Films considering the intersection of architecture and creativity include Photo City (dir. John Murphy and Traolach Ó Murchú), a portrait of Rochester, NY and the city’s relationship to photography, and Floating Structures (dir. Feargal Ward and Adrian Duncan), which explores an array of structures in central and southern Europe, and the work of Irish engineer Peter Rice. Build Something Modern uses visual language to tell the story of Irish modernist architects whose works were commissioned by Catholic missionaries in Africa. Closer to home, Sé Merry Doyle’s Talking To My Father presents architect Simon Walker, exploring the legacy of his father Robin Walker’s work.

Experimental films exploring history, culture, and science include Oonagh Kearney’s mesmerising Teach Ionadh / Wonder House; Rouzbeh Rashidi’s docu-fiction piece Phantom Islands; and Further Beyond (dir. John Lawlor and Christine Molloy), which examines Ambrose O’Higgins’s (Aidan Gillen) historical journey from Ireland to Chile in the 18th century. Also inspecting historical fact and fiction is Paddy Jolley’s haunting The Door Ajar, which looks at the journey of French poet Antonin Artaud, and his 1937 arrival in Cobh.

The IFI Collection is available to rent on and can be viewed online or on the IFI International App for iOS or Android.

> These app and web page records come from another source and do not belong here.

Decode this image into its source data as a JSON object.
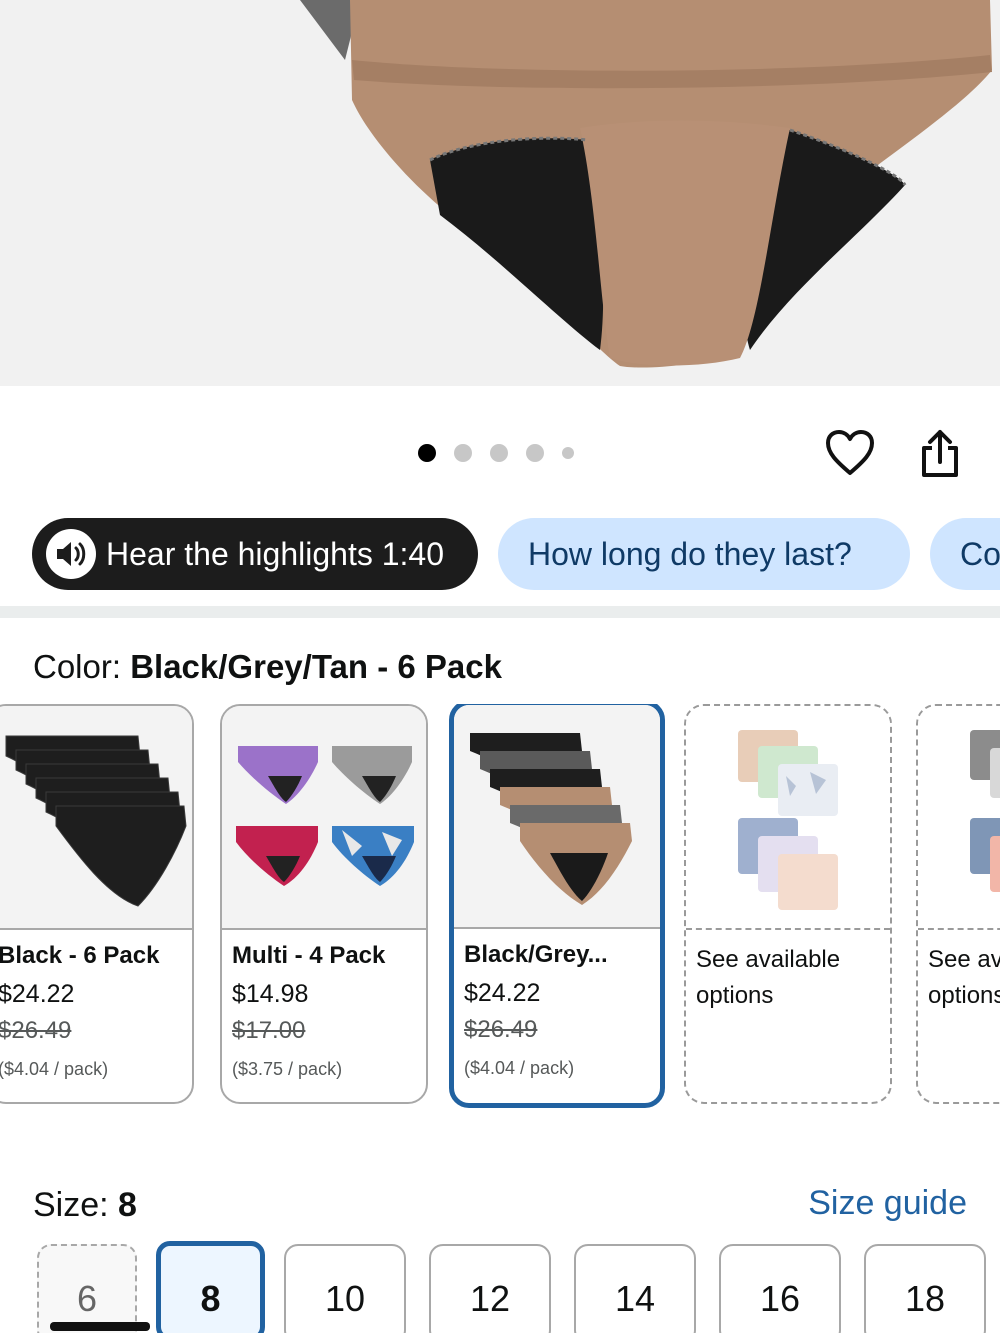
{
  "actions": {
    "wishlist_icon": "heart-icon",
    "share_icon": "share-icon"
  },
  "carousel": {
    "total_dots": 5,
    "active_index": 0
  },
  "chips": {
    "audio_label": "Hear the highlights 1:40",
    "audio_icon": "speaker-icon",
    "question_1": "How long do they last?",
    "question_2": "Co"
  },
  "color": {
    "label": "Color: ",
    "value": "Black/Grey/Tan - 6 Pack",
    "options": [
      {
        "name": "Black - 6 Pack",
        "price": "$24.22",
        "list_price": "$26.49",
        "unit": "($4.04 / pack)"
      },
      {
        "name": "Multi - 4 Pack",
        "price": "$14.98",
        "list_price": "$17.00",
        "unit": "($3.75 / pack)"
      },
      {
        "name": "Black/Grey...",
        "price": "$24.22",
        "list_price": "$26.49",
        "unit": "($4.04 / pack)",
        "selected": true
      },
      {
        "name": "See available options"
      },
      {
        "name": "See available options"
      }
    ]
  },
  "size": {
    "label": "Size: ",
    "value": "8",
    "guide": "Size guide",
    "options": [
      "6",
      "8",
      "10",
      "12",
      "14",
      "16",
      "18"
    ]
  },
  "colors": {
    "accent": "#2162a1",
    "chip_blue": "#cfe5ff",
    "chip_dark": "#1c1c1c",
    "product_tan": "#b58e72"
  }
}
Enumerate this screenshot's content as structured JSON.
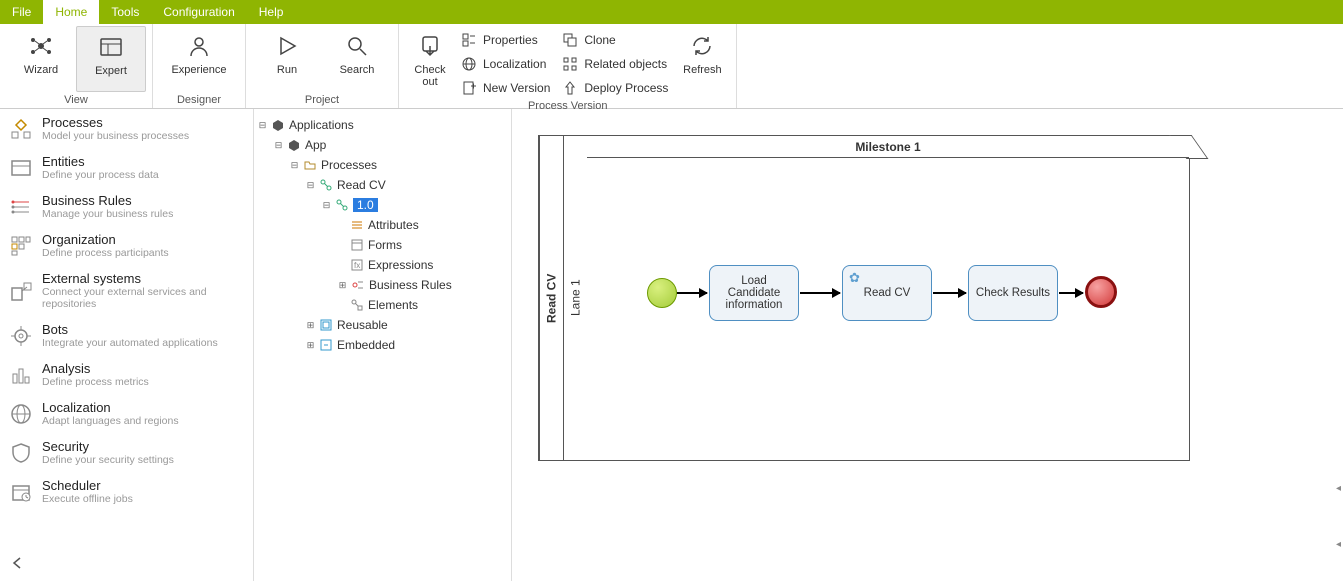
{
  "menu": {
    "file": "File",
    "home": "Home",
    "tools": "Tools",
    "configuration": "Configuration",
    "help": "Help"
  },
  "ribbon": {
    "groups": {
      "view": {
        "title": "View",
        "wizard": "Wizard",
        "expert": "Expert"
      },
      "designer": {
        "title": "Designer",
        "experience": "Experience"
      },
      "project": {
        "title": "Project",
        "run": "Run",
        "search": "Search"
      },
      "pv": {
        "title": "Process Version",
        "checkout": "Check\nout",
        "refresh": "Refresh",
        "properties": "Properties",
        "clone": "Clone",
        "localization": "Localization",
        "related": "Related objects",
        "newversion": "New Version",
        "deploy": "Deploy Process"
      }
    }
  },
  "nav": {
    "processes": {
      "t": "Processes",
      "s": "Model your business processes"
    },
    "entities": {
      "t": "Entities",
      "s": "Define your process data"
    },
    "rules": {
      "t": "Business Rules",
      "s": "Manage your business rules"
    },
    "org": {
      "t": "Organization",
      "s": "Define process participants"
    },
    "ext": {
      "t": "External systems",
      "s": "Connect your external services and repositories"
    },
    "bots": {
      "t": "Bots",
      "s": "Integrate your automated applications"
    },
    "analysis": {
      "t": "Analysis",
      "s": "Define process metrics"
    },
    "local": {
      "t": "Localization",
      "s": "Adapt languages and regions"
    },
    "security": {
      "t": "Security",
      "s": "Define your security settings"
    },
    "scheduler": {
      "t": "Scheduler",
      "s": "Execute offline jobs"
    }
  },
  "tree": {
    "root": "Applications",
    "app": "App",
    "processes": "Processes",
    "readcv": "Read CV",
    "version": "1.0",
    "attributes": "Attributes",
    "forms": "Forms",
    "expressions": "Expressions",
    "brules": "Business Rules",
    "elements": "Elements",
    "reusable": "Reusable",
    "embedded": "Embedded"
  },
  "diagram": {
    "poolTitle": "Read CV",
    "laneTitle": "Lane 1",
    "milestone": "Milestone 1",
    "task1": "Load Candidate information",
    "task2": "Read CV",
    "task3": "Check Results"
  }
}
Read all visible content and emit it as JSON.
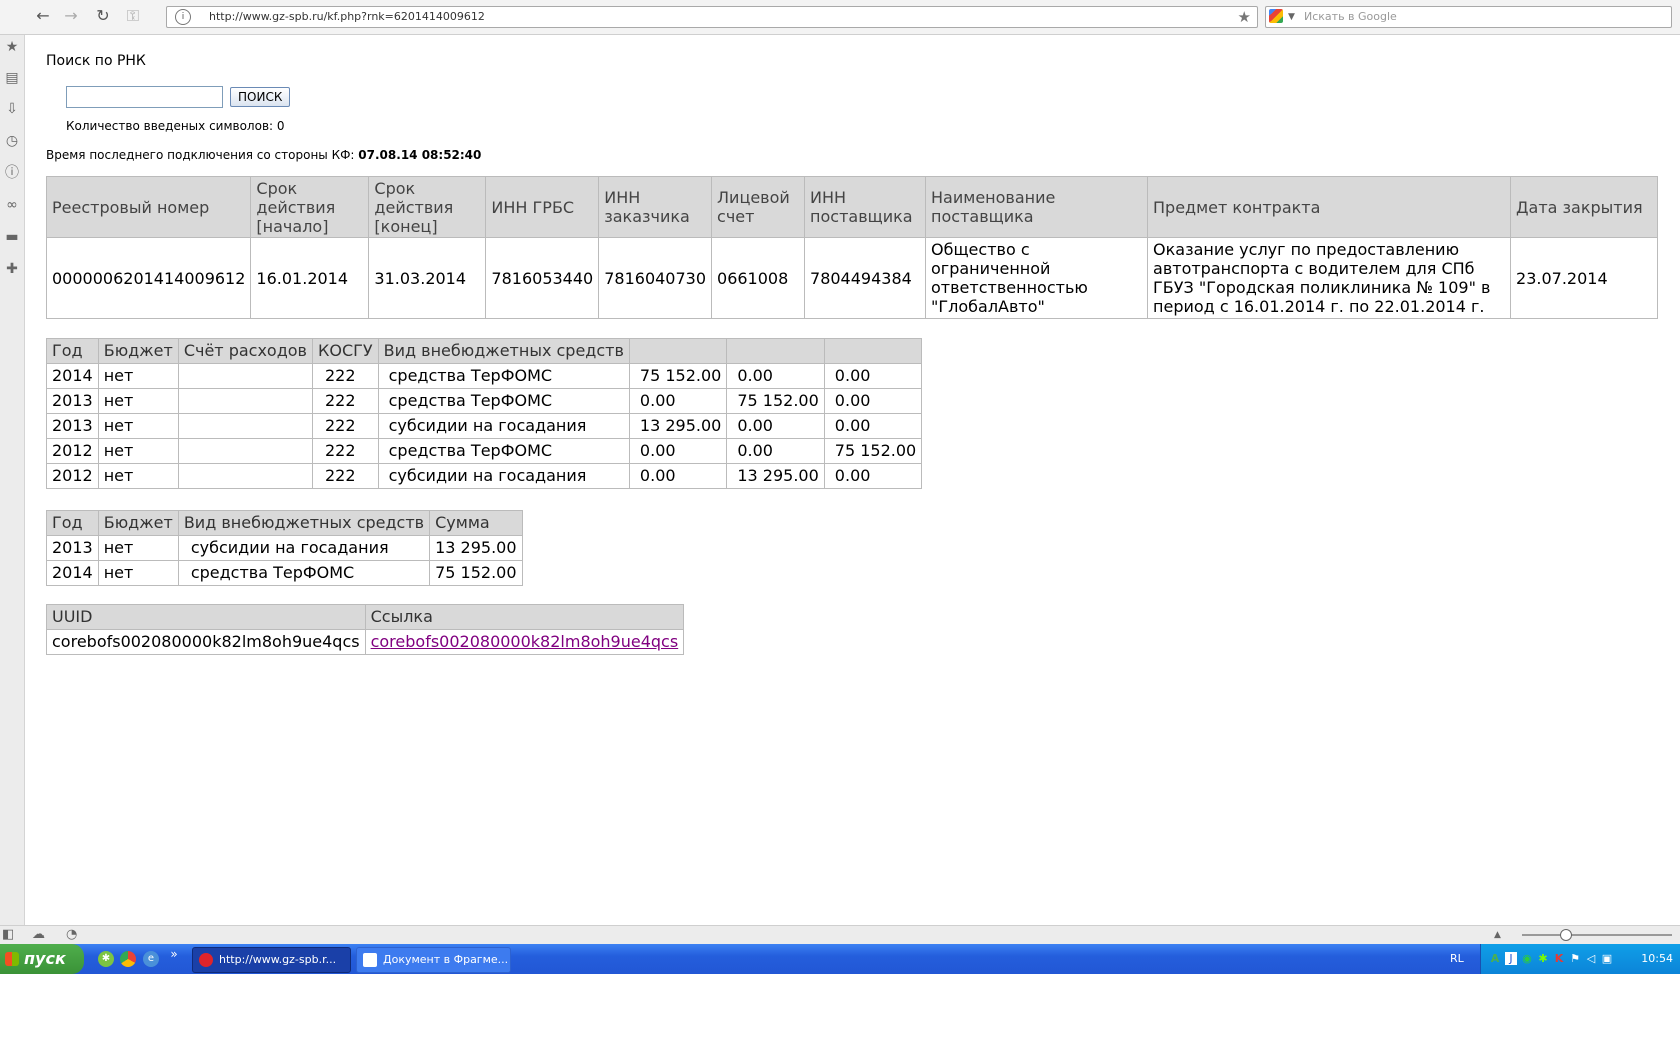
{
  "browser": {
    "url": "http://www.gz-spb.ru/kf.php?rnk=6201414009612",
    "search_placeholder": "Искать в Google"
  },
  "page": {
    "search_title": "Поиск по РНК",
    "input_value": "",
    "search_button": "ПОИСК",
    "char_count_label": "Количество введеных символов: 0",
    "last_connection_label": "Время последнего подключения со стороны КФ:",
    "last_connection_value": "07.08.14 08:52:40"
  },
  "contract_table": {
    "headers": [
      "Реестровый номер",
      "Срок действия [начало]",
      "Срок действия [конец]",
      "ИНН ГРБС",
      "ИНН заказчика",
      "Лицевой счет",
      "ИНН поставщика",
      "Наименование поставщика",
      "Предмет контракта",
      "Дата закрытия"
    ],
    "row": [
      "0000006201414009612",
      "16.01.2014",
      "31.03.2014",
      "7816053440",
      "7816040730",
      "0661008",
      "7804494384",
      "Общество с ограниченной ответственностью \"ГлобалАвто\"",
      "Оказание услуг по предоставлению автотранспорта с водителем для СПб ГБУЗ \"Городская поликлиника № 109\" в период с 16.01.2014 г. по 22.01.2014 г.",
      "23.07.2014"
    ]
  },
  "finance_table": {
    "headers": [
      "Год",
      "Бюджет",
      "Счёт расходов",
      "КОСГУ",
      "Вид внебюджетных средств",
      "",
      "",
      ""
    ],
    "rows": [
      [
        "2014",
        "нет",
        "",
        "222",
        "средства ТерФОМС",
        "75 152.00",
        "0.00",
        "0.00"
      ],
      [
        "2013",
        "нет",
        "",
        "222",
        "средства ТерФОМС",
        "0.00",
        "75 152.00",
        "0.00"
      ],
      [
        "2013",
        "нет",
        "",
        "222",
        "субсидии на госадания",
        "13 295.00",
        "0.00",
        "0.00"
      ],
      [
        "2012",
        "нет",
        "",
        "222",
        "средства ТерФОМС",
        "0.00",
        "0.00",
        "75 152.00"
      ],
      [
        "2012",
        "нет",
        "",
        "222",
        "субсидии на госадания",
        "0.00",
        "13 295.00",
        "0.00"
      ]
    ]
  },
  "summary_table": {
    "headers": [
      "Год",
      "Бюджет",
      "Вид внебюджетных средств",
      "Сумма"
    ],
    "rows": [
      [
        "2013",
        "нет",
        "субсидии на госадания",
        "13 295.00"
      ],
      [
        "2014",
        "нет",
        "средства ТерФОМС",
        "75 152.00"
      ]
    ]
  },
  "uuid_table": {
    "headers": [
      "UUID",
      "Ссылка"
    ],
    "uuid": "corebofs002080000k82lm8oh9ue4qcs",
    "link": "corebofs002080000k82lm8oh9ue4qcs"
  },
  "taskbar": {
    "start_label": "пуск",
    "tasks": [
      "http://www.gz-spb.r...",
      "Документ в Фрагме..."
    ],
    "lang": "RL",
    "clock": "10:54"
  }
}
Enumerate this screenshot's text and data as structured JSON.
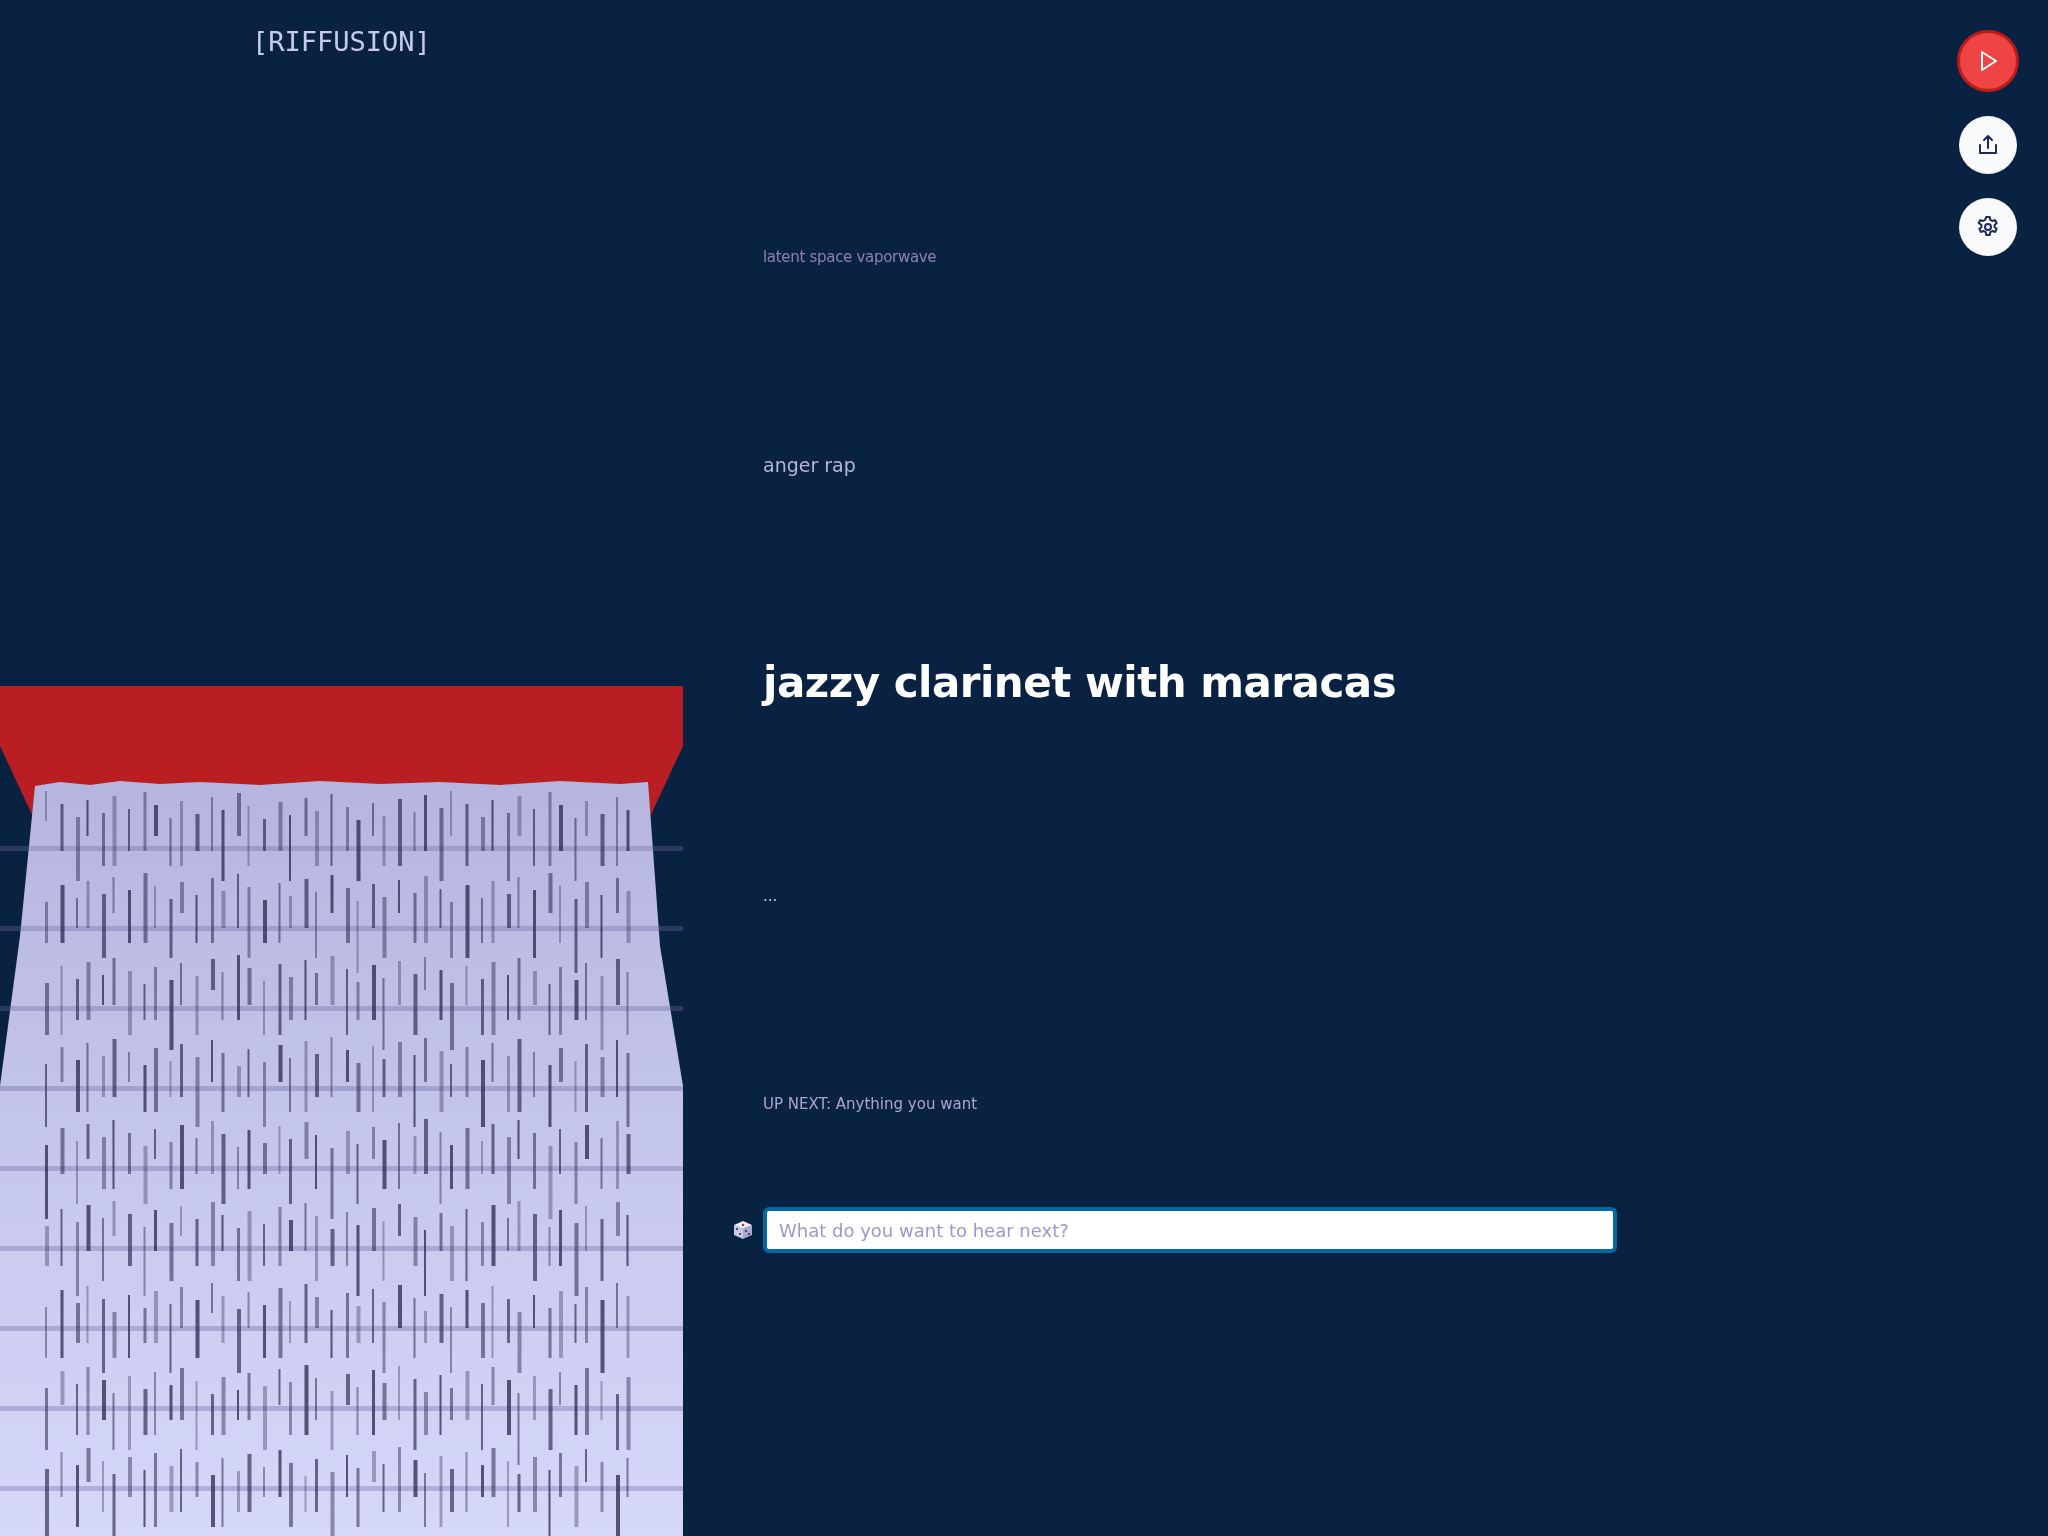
{
  "logo": "[RIFFUSION]",
  "prompts": [
    {
      "text": "latent space vaporwave",
      "kind": "past"
    },
    {
      "text": "anger rap",
      "kind": "previous"
    },
    {
      "text": "jazzy clarinet with maracas",
      "kind": "current"
    },
    {
      "text": "...",
      "kind": "next"
    },
    {
      "text": "UP NEXT: Anything you want",
      "kind": "upnext"
    }
  ],
  "prompt_input": {
    "placeholder": "What do you want to hear next?"
  }
}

IFI is principally funded by the Arts Council. IFI International is supported by Culture Ireland.

The IFI is supported
by The Arts Council

Arts Council of Ireland